## Task input
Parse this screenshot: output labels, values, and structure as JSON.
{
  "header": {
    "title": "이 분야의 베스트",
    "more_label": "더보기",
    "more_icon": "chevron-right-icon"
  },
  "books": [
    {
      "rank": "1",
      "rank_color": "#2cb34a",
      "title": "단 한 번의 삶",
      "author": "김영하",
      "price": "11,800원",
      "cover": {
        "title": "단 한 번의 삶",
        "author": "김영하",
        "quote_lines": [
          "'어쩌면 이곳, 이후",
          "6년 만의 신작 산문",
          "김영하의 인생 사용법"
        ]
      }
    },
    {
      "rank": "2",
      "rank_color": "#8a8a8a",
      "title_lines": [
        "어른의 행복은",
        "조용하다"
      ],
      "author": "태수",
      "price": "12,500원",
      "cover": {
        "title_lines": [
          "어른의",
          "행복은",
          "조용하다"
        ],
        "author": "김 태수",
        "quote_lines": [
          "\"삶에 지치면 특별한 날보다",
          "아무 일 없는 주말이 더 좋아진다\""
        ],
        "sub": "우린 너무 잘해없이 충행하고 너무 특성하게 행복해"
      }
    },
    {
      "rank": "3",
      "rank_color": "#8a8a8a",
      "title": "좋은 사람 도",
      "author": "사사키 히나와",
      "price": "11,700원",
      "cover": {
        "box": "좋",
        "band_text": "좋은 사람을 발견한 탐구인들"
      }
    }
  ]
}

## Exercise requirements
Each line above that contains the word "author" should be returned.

## Solution to the exercise
      "author": "김영하",
        "author": "김영하",
      "author": "태수",
        "author": "김 태수",
      "author": "사사키 히나와",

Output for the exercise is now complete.